As cities "struggle with largely stagnant tax bases from a down economy and increasing pension and health care costs," it is becoming more common for these municipalities to ask their largest nonprofit landowners – property tax-exempt hospitals and colleges – for possible financial contributions, The Express-Times of Lehigh Valley Pennsylvania reports. In many instances, cities cannot legally compel a Payment In Lieu of Taxes (PILOT).

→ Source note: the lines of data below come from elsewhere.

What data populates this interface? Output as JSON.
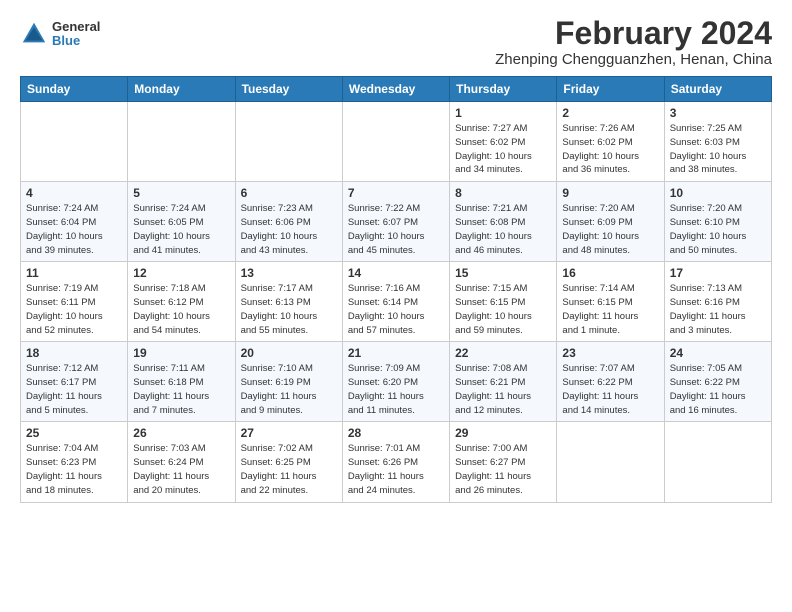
{
  "header": {
    "logo_general": "General",
    "logo_blue": "Blue",
    "month_year": "February 2024",
    "location": "Zhenping Chengguanzhen, Henan, China"
  },
  "weekdays": [
    "Sunday",
    "Monday",
    "Tuesday",
    "Wednesday",
    "Thursday",
    "Friday",
    "Saturday"
  ],
  "weeks": [
    [
      {
        "day": "",
        "info": ""
      },
      {
        "day": "",
        "info": ""
      },
      {
        "day": "",
        "info": ""
      },
      {
        "day": "",
        "info": ""
      },
      {
        "day": "1",
        "info": "Sunrise: 7:27 AM\nSunset: 6:02 PM\nDaylight: 10 hours\nand 34 minutes."
      },
      {
        "day": "2",
        "info": "Sunrise: 7:26 AM\nSunset: 6:02 PM\nDaylight: 10 hours\nand 36 minutes."
      },
      {
        "day": "3",
        "info": "Sunrise: 7:25 AM\nSunset: 6:03 PM\nDaylight: 10 hours\nand 38 minutes."
      }
    ],
    [
      {
        "day": "4",
        "info": "Sunrise: 7:24 AM\nSunset: 6:04 PM\nDaylight: 10 hours\nand 39 minutes."
      },
      {
        "day": "5",
        "info": "Sunrise: 7:24 AM\nSunset: 6:05 PM\nDaylight: 10 hours\nand 41 minutes."
      },
      {
        "day": "6",
        "info": "Sunrise: 7:23 AM\nSunset: 6:06 PM\nDaylight: 10 hours\nand 43 minutes."
      },
      {
        "day": "7",
        "info": "Sunrise: 7:22 AM\nSunset: 6:07 PM\nDaylight: 10 hours\nand 45 minutes."
      },
      {
        "day": "8",
        "info": "Sunrise: 7:21 AM\nSunset: 6:08 PM\nDaylight: 10 hours\nand 46 minutes."
      },
      {
        "day": "9",
        "info": "Sunrise: 7:20 AM\nSunset: 6:09 PM\nDaylight: 10 hours\nand 48 minutes."
      },
      {
        "day": "10",
        "info": "Sunrise: 7:20 AM\nSunset: 6:10 PM\nDaylight: 10 hours\nand 50 minutes."
      }
    ],
    [
      {
        "day": "11",
        "info": "Sunrise: 7:19 AM\nSunset: 6:11 PM\nDaylight: 10 hours\nand 52 minutes."
      },
      {
        "day": "12",
        "info": "Sunrise: 7:18 AM\nSunset: 6:12 PM\nDaylight: 10 hours\nand 54 minutes."
      },
      {
        "day": "13",
        "info": "Sunrise: 7:17 AM\nSunset: 6:13 PM\nDaylight: 10 hours\nand 55 minutes."
      },
      {
        "day": "14",
        "info": "Sunrise: 7:16 AM\nSunset: 6:14 PM\nDaylight: 10 hours\nand 57 minutes."
      },
      {
        "day": "15",
        "info": "Sunrise: 7:15 AM\nSunset: 6:15 PM\nDaylight: 10 hours\nand 59 minutes."
      },
      {
        "day": "16",
        "info": "Sunrise: 7:14 AM\nSunset: 6:15 PM\nDaylight: 11 hours\nand 1 minute."
      },
      {
        "day": "17",
        "info": "Sunrise: 7:13 AM\nSunset: 6:16 PM\nDaylight: 11 hours\nand 3 minutes."
      }
    ],
    [
      {
        "day": "18",
        "info": "Sunrise: 7:12 AM\nSunset: 6:17 PM\nDaylight: 11 hours\nand 5 minutes."
      },
      {
        "day": "19",
        "info": "Sunrise: 7:11 AM\nSunset: 6:18 PM\nDaylight: 11 hours\nand 7 minutes."
      },
      {
        "day": "20",
        "info": "Sunrise: 7:10 AM\nSunset: 6:19 PM\nDaylight: 11 hours\nand 9 minutes."
      },
      {
        "day": "21",
        "info": "Sunrise: 7:09 AM\nSunset: 6:20 PM\nDaylight: 11 hours\nand 11 minutes."
      },
      {
        "day": "22",
        "info": "Sunrise: 7:08 AM\nSunset: 6:21 PM\nDaylight: 11 hours\nand 12 minutes."
      },
      {
        "day": "23",
        "info": "Sunrise: 7:07 AM\nSunset: 6:22 PM\nDaylight: 11 hours\nand 14 minutes."
      },
      {
        "day": "24",
        "info": "Sunrise: 7:05 AM\nSunset: 6:22 PM\nDaylight: 11 hours\nand 16 minutes."
      }
    ],
    [
      {
        "day": "25",
        "info": "Sunrise: 7:04 AM\nSunset: 6:23 PM\nDaylight: 11 hours\nand 18 minutes."
      },
      {
        "day": "26",
        "info": "Sunrise: 7:03 AM\nSunset: 6:24 PM\nDaylight: 11 hours\nand 20 minutes."
      },
      {
        "day": "27",
        "info": "Sunrise: 7:02 AM\nSunset: 6:25 PM\nDaylight: 11 hours\nand 22 minutes."
      },
      {
        "day": "28",
        "info": "Sunrise: 7:01 AM\nSunset: 6:26 PM\nDaylight: 11 hours\nand 24 minutes."
      },
      {
        "day": "29",
        "info": "Sunrise: 7:00 AM\nSunset: 6:27 PM\nDaylight: 11 hours\nand 26 minutes."
      },
      {
        "day": "",
        "info": ""
      },
      {
        "day": "",
        "info": ""
      }
    ]
  ]
}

David L. Thompson, vice president of public policy for the National Council of Nonprofits, called PILOT "short-sighted" because such nonprofit institutions "tend to increase property values in their communities, thus creating a smaller budget hole for their cities in the first place." Some municipalities say they are satisfied with the money they currently receive from nonprofits and do not want to disrupt things with a PILOT request, while others maintain that PILOTS should not be used since municipalities and nonprofits alike face economic challenges, the article said. For more, read the full story.